## Task objective
All of the records below need to be copied exactly.

## Data to examine
=== Begin Enclosure ===
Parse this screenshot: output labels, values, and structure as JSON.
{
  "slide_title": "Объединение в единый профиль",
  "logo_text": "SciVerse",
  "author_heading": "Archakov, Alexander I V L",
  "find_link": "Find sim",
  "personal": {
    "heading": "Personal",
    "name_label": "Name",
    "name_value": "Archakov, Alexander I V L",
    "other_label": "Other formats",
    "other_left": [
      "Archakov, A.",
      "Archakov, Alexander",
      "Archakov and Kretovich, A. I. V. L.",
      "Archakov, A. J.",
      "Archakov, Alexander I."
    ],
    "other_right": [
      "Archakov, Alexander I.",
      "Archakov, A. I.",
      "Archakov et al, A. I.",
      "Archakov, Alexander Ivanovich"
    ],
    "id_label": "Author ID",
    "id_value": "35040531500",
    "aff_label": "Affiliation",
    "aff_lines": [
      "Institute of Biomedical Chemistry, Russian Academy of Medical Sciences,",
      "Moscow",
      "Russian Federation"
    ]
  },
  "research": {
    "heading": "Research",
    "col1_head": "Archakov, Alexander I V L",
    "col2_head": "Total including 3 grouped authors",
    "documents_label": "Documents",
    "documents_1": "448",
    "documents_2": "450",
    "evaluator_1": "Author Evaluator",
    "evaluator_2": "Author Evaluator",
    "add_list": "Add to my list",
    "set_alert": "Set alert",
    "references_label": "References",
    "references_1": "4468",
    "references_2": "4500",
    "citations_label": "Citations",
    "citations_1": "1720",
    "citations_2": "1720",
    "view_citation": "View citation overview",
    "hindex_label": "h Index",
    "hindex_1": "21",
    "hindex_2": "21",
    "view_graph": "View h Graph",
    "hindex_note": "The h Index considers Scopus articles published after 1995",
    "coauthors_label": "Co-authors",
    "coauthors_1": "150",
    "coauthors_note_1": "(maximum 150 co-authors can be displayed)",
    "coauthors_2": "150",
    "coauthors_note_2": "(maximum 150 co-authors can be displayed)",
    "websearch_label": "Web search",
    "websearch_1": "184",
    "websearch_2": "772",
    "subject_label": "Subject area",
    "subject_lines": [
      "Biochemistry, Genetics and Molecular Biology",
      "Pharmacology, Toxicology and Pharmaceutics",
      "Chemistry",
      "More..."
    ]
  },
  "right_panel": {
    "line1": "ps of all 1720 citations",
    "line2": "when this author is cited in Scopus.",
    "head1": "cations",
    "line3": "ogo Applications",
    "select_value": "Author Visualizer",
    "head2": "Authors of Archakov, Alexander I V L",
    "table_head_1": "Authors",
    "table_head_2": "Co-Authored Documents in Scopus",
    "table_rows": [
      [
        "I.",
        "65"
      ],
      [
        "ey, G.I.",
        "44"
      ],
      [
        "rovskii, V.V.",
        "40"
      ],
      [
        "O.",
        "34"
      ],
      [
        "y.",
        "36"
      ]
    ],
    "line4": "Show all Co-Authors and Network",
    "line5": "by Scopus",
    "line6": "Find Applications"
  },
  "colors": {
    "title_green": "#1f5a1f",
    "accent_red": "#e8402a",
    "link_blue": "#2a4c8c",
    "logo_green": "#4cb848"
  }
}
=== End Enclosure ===
## Solved problem
Parse this screenshot: output labels, values, and structure as JSON.
{
  "slide_title": "Объединение в единый профиль",
  "logo_text": "SciVerse",
  "author_heading": "Archakov, Alexander I V L",
  "find_link": "Find sim",
  "personal": {
    "heading": "Personal",
    "name_label": "Name",
    "name_value": "Archakov, Alexander I V L",
    "other_label": "Other formats",
    "other_left": [
      "Archakov, A.",
      "Archakov, Alexander",
      "Archakov and Kretovich, A. I. V. L.",
      "Archakov, A. J.",
      "Archakov, Alexander I."
    ],
    "other_right": [
      "Archakov, Alexander I.",
      "Archakov, A. I.",
      "Archakov et al, A. I.",
      "Archakov, Alexander Ivanovich"
    ],
    "id_label": "Author ID",
    "id_value": "35040531500",
    "aff_label": "Affiliation",
    "aff_lines": [
      "Institute of Biomedical Chemistry, Russian Academy of Medical Sciences,",
      "Moscow",
      "Russian Federation"
    ]
  },
  "research": {
    "heading": "Research",
    "col1_head": "Archakov, Alexander I V L",
    "col2_head": "Total including 3 grouped authors",
    "documents_label": "Documents",
    "documents_1": "448",
    "documents_2": "450",
    "evaluator_1": "Author Evaluator",
    "evaluator_2": "Author Evaluator",
    "add_list": "Add to my list",
    "set_alert": "Set alert",
    "references_label": "References",
    "references_1": "4468",
    "references_2": "4500",
    "citations_label": "Citations",
    "citations_1": "1720",
    "citations_2": "1720",
    "view_citation": "View citation overview",
    "hindex_label": "h Index",
    "hindex_1": "21",
    "hindex_2": "21",
    "view_graph": "View h Graph",
    "hindex_note": "The h Index considers Scopus articles published after 1995",
    "coauthors_label": "Co-authors",
    "coauthors_1": "150",
    "coauthors_note_1": "(maximum 150 co-authors can be displayed)",
    "coauthors_2": "150",
    "coauthors_note_2": "(maximum 150 co-authors can be displayed)",
    "websearch_label": "Web search",
    "websearch_1": "184",
    "websearch_2": "772",
    "subject_label": "Subject area",
    "subject_lines": [
      "Biochemistry, Genetics and Molecular Biology",
      "Pharmacology, Toxicology and Pharmaceutics",
      "Chemistry",
      "More..."
    ]
  },
  "right_panel": {
    "line1": "ps of all 1720 citations",
    "line2": "when this author is cited in Scopus.",
    "head1": "cations",
    "line3": "ogo Applications",
    "select_value": "Author Visualizer",
    "head2": "Authors of Archakov, Alexander I V L",
    "table_head_1": "Authors",
    "table_head_2": "Co-Authored Documents in Scopus",
    "table_rows": [
      [
        "I.",
        "65"
      ],
      [
        "ey, G.I.",
        "44"
      ],
      [
        "rovskii, V.V.",
        "40"
      ],
      [
        "O.",
        "34"
      ],
      [
        "y.",
        "36"
      ]
    ],
    "line4": "Show all Co-Authors and Network",
    "line5": "by Scopus",
    "line6": "Find Applications"
  },
  "colors": {
    "title_green": "#1f5a1f",
    "accent_red": "#e8402a",
    "link_blue": "#2a4c8c",
    "logo_green": "#4cb848"
  }
}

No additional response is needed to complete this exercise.